Linking the 8.2 ka event and its freshwater forcing in the Labrador Sea
|Author(s)||Hoffman Jeremy S.2, Carlson Anders E.1, 3, Winsor Kelsey1, Klinkhammer Gary P.4, Legrande Allegra N.5, 6, Andrews John T.7, 8, Strasser Jeffrey C.2|
|Affiliation(s)||1 : Univ Wisconsin, Dept Geosci, Madison, WI 53706 USA.
2 : Augustana Coll, Dept Geol, Rock Isl, IL 61201 USA.
3 : Univ Wisconsin, Ctr Climat Res, Madison, WI 53706 USA.
4 : Oregon State Univ, Coll Earth Ocean & Atmospher Sci, Corvallis, OR 97331 USA.
5 : Columbia Univ, Ctr Climate Syst Res, New York, NY USA.
6 : NASA, Goddard Inst Space Studies, New York, NY 10025 USA.
7 : Univ Colorado, Dept Geol Sci, Boulder, CO 80309 USA.
8 : Univ Colorado, Inst Arctic & Alpine Res, Boulder, CO 80309 USA.
|Source||Geophysical Research Letters (0094-8276) (Amer Geophysical Union), 2012-09 , Vol. 39 , N. 18 , P. L18703 (5p.)|
|WOS© Times Cited||49|
The 8.2 ka event was the last deglacial abrupt climate event.
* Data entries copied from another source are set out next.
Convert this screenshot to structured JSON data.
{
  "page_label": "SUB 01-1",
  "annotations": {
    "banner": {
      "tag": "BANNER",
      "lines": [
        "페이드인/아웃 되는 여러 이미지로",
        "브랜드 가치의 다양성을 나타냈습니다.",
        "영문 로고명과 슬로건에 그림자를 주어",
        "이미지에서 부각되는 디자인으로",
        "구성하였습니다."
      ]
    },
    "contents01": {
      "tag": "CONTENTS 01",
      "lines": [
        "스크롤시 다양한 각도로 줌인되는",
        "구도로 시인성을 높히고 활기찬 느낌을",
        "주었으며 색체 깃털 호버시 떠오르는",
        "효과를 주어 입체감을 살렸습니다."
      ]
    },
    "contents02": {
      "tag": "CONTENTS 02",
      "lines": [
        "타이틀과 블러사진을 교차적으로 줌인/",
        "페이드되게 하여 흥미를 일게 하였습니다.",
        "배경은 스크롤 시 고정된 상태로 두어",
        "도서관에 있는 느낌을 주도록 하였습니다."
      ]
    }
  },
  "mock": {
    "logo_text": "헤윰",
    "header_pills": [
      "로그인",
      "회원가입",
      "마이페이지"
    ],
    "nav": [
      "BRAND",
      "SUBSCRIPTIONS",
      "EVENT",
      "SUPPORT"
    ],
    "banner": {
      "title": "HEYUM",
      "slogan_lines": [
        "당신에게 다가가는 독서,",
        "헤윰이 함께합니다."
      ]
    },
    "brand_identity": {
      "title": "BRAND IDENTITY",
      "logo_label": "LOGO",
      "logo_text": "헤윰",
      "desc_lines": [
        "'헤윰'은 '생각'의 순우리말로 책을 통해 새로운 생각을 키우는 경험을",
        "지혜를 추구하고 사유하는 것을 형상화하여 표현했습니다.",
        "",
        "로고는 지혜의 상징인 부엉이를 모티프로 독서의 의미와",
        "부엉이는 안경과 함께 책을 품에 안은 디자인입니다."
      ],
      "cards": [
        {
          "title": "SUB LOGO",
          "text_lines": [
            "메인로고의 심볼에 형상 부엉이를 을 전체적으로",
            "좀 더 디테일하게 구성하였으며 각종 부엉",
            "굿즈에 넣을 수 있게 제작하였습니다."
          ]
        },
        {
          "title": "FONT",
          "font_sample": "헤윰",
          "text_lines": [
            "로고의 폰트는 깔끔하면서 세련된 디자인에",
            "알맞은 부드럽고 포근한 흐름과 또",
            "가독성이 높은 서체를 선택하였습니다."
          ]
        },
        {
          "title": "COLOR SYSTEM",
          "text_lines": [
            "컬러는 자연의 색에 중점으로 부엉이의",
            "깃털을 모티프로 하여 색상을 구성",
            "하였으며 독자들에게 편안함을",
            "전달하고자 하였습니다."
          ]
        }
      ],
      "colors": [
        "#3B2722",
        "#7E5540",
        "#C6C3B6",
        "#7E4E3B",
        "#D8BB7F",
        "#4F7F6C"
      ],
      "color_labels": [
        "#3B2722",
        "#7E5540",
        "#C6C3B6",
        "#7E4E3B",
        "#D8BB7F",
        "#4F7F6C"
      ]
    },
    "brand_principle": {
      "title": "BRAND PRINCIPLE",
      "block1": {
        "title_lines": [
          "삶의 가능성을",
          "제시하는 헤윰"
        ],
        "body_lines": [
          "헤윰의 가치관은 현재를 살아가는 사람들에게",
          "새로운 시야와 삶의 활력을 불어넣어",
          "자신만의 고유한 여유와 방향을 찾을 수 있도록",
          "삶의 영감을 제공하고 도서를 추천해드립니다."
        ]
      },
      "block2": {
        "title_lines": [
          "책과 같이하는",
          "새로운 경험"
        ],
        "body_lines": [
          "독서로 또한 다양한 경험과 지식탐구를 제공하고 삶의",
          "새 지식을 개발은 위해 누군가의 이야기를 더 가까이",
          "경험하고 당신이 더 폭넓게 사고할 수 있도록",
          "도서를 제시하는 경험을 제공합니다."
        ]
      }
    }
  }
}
A reduction in the Atlantic meridional overturning circulation (AMOC) attributed to the drainage of glacial Lake Agassiz may have caused the event, but the freshwater signature of Lake Agassiz discharge has yet to be identified in delta O-18 of foraminiferal calcite records from the Labrador Sea, calling into question the connection between freshwater discharge to the North Atlantic and AMOC strength. Using Mg/Ca-paleothermometry, we demonstrate that similar to 3 degrees C of near-surface ocean cooling masked an similar to 1.0 parts per thousand decrease in western Labrador Sea delta O-18 of seawater concurrent with Lake Agassiz drainage. Comparison with North Atlantic delta O-18 of seawater records shows that the freshwater discharge was transported to regions of deep-water formation where it could perturb AMOC and force the 8.2 ka event.